Data extracted from a collection:
::::

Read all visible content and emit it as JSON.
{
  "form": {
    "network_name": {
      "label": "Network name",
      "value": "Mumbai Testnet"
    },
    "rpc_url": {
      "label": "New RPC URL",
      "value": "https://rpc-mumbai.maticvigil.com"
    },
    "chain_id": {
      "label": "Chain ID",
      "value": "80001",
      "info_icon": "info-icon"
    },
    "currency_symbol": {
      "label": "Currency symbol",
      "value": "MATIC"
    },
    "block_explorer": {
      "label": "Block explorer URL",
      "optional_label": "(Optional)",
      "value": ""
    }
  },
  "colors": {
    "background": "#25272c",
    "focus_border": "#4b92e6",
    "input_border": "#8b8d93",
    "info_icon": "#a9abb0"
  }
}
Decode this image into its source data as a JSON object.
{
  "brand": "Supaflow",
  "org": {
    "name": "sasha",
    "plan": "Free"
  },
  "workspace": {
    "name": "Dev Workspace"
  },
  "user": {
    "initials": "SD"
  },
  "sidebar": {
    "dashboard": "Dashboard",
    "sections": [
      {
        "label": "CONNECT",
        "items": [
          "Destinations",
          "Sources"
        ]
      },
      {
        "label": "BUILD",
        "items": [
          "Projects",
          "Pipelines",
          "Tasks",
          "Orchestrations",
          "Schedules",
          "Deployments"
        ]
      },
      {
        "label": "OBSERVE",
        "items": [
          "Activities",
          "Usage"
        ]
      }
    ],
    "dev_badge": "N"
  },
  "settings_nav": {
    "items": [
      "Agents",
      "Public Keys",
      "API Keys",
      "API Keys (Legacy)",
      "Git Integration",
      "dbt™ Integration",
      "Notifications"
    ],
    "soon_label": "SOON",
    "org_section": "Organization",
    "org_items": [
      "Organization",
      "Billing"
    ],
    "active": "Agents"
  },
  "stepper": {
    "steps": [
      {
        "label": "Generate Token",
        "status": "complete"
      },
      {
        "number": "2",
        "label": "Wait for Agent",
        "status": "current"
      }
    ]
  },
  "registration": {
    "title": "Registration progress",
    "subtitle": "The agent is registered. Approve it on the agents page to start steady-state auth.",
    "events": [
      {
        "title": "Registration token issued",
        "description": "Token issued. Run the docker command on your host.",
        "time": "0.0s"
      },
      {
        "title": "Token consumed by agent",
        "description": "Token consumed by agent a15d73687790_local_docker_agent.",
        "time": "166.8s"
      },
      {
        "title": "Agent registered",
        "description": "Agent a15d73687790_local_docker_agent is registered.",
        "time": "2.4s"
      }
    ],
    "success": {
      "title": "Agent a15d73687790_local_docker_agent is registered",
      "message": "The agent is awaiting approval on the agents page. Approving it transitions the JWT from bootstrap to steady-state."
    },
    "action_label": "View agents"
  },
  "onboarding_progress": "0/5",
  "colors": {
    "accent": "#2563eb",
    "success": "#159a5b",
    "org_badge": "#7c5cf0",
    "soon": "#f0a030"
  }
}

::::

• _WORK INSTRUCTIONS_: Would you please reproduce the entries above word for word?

• _TASK ANSWER_:
Read all visible content and emit it as JSON.
{
  "form": {
    "network_name": {
      "label": "Network name",
      "value": "Mumbai Testnet"
    },
    "rpc_url": {
      "label": "New RPC URL",
      "value": "https://rpc-mumbai.maticvigil.com"
    },
    "chain_id": {
      "label": "Chain ID",
      "value": "80001",
      "info_icon": "info-icon"
    },
    "currency_symbol": {
      "label": "Currency symbol",
      "value": "MATIC"
    },
    "block_explorer": {
      "label": "Block explorer URL",
      "optional_label": "(Optional)",
      "value": ""
    }
  },
  "colors": {
    "background": "#25272c",
    "focus_border": "#4b92e6",
    "input_border": "#8b8d93",
    "info_icon": "#a9abb0"
  }
}
Decode this image into its source data as a JSON object.
{
  "brand": "Supaflow",
  "org": {
    "name": "sasha",
    "plan": "Free"
  },
  "workspace": {
    "name": "Dev Workspace"
  },
  "user": {
    "initials": "SD"
  },
  "sidebar": {
    "dashboard": "Dashboard",
    "sections": [
      {
        "label": "CONNECT",
        "items": [
          "Destinations",
          "Sources"
        ]
      },
      {
        "label": "BUILD",
        "items": [
          "Projects",
          "Pipelines",
          "Tasks",
          "Orchestrations",
          "Schedules",
          "Deployments"
        ]
      },
      {
        "label": "OBSERVE",
        "items": [
          "Activities",
          "Usage"
        ]
      }
    ],
    "dev_badge": "N"
  },
  "settings_nav": {
    "items": [
      "Agents",
      "Public Keys",
      "API Keys",
      "API Keys (Legacy)",
      "Git Integration",
      "dbt™ Integration",
      "Notifications"
    ],
    "soon_label": "SOON",
    "org_section": "Organization",
    "org_items": [
      "Organization",
      "Billing"
    ],
    "active": "Agents"
  },
  "stepper": {
    "steps": [
      {
        "label": "Generate Token",
        "status": "complete"
      },
      {
        "number": "2",
        "label": "Wait for Agent",
        "status": "current"
      }
    ]
  },
  "registration": {
    "title": "Registration progress",
    "subtitle": "The agent is registered. Approve it on the agents page to start steady-state auth.",
    "events": [
      {
        "title": "Registration token issued",
        "description": "Token issued. Run the docker command on your host.",
        "time": "0.0s"
      },
      {
        "title": "Token consumed by agent",
        "description": "Token consumed by agent a15d73687790_local_docker_agent.",
        "time": "166.8s"
      },
      {
        "title": "Agent registered",
        "description": "Agent a15d73687790_local_docker_agent is registered.",
        "time": "2.4s"
      }
    ],
    "success": {
      "title": "Agent a15d73687790_local_docker_agent is registered",
      "message": "The agent is awaiting approval on the agents page. Approving it transitions the JWT from bootstrap to steady-state."
    },
    "action_label": "View agents"
  },
  "onboarding_progress": "0/5",
  "colors": {
    "accent": "#2563eb",
    "success": "#159a5b",
    "org_badge": "#7c5cf0",
    "soon": "#f0a030"
  }
}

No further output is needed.